By the time the Wolverines have finished with Wednesday’s practice in a game week, they’ve run through short-yardage plays, goal-line plays, play-action passes – largely everything that can possibly be used on Friday night. And that’s when Fry can begin to actually put together his plan of attack.
“I put my call sheet together based on (the first three practices) because the worst thing you can do is run plays that you never practiced,” he said. “We have several carryovers that guys know it’s a staple and we may not run it in skill or you may run it once or walk through it, but it’s been in since day one of spring.
“The stuff that’s in and out of the game plan, I don’t like to just run it if we haven’t worked on it.”
On Thursday morning, call sheet complete, Fry then puts together the wristbands for Carter and others that contain the plays and codes. He also will take time to read through all the plays on the sheet with someone to make certain everything matches.
On Friday morning, Fry selects his block of nine starter plays, then it’s time to print and laminate the call sheet. Polk will often walk through those nine plays at some point Friday afternoon.
The work from Sunday to Friday in developing the game plan is handled by the coaching staff, but there are assignments for players as well. Fry often gives players a sheet of six boxes, each box devoted to a play that will be run that week.
“A lot of times those aren’t new,” he said. “It just may be a new wrinkle of how we’re running it or window dressing or hey, we’re going to run it out of this formation or we’re going to do it through this motion.
“A lot of times it’s just carryover for the (offensive) line. I don’t want to change a bunch of blocking schemes. The receivers probably get a new play or new wrinkle once a week, maybe twice earlier in the season.
“I’m at a place now where I feel like we have enough stuff in our offense that I can pull from and window dress or run the exact same play out of several different looks. Because of the way our formations are set up, I can call spread formation probably six or seven different ways, but have guys in different spots just by changing a verb or a word. We have a lot of good stuff, so let’s just keep pulling from there.”

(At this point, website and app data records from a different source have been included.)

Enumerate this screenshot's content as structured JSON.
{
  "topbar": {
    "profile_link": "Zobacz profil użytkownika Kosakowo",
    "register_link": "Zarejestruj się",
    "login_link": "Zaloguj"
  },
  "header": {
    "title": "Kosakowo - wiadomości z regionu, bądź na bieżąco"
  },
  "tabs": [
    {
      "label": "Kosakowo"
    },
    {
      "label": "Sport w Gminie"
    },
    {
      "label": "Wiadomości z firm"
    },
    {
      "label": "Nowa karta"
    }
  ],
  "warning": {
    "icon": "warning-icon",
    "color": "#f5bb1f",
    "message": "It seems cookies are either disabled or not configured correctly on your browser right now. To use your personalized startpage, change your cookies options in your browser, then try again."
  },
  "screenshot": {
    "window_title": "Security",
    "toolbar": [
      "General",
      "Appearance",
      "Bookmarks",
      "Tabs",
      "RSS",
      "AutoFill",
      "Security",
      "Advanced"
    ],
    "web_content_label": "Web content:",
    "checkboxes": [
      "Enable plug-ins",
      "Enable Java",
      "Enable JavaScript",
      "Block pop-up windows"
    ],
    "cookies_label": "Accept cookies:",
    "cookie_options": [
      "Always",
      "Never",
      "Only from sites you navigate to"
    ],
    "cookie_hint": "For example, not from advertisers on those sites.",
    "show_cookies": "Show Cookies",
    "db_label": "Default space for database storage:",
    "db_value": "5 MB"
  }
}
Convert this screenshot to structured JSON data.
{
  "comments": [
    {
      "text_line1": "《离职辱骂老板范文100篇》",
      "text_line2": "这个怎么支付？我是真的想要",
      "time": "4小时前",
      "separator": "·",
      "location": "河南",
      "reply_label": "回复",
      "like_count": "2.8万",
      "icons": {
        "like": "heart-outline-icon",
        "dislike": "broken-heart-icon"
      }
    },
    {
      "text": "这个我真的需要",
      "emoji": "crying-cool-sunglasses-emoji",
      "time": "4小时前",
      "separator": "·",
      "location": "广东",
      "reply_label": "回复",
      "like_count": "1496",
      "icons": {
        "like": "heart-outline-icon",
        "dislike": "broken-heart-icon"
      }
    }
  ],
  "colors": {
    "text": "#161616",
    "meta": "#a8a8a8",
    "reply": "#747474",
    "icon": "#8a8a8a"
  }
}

Game nights begin and Fry will hope his nine plays produce early points. Sometimes game situations mean he has to stray from those nine plays, but he always returns to them at some point each evening. “Those were plays I liked early on, let’s come back to them,” he said.
And, hoepfully, those plays and the others on the sheet will produce yardage, points and a Polk County win.
“I enjoy the coaching and getting kids better,” Fry said. “But I enjoy the strategy and game planning. We got to do this in college, but it was in between recruiting phone calls and staff meetings and compliance meetings. And then it was 10:30 at night.
“This is definitely a part I enjoy and enjoy doing the implementation of it. And then when it works, that’s really the joy in it.”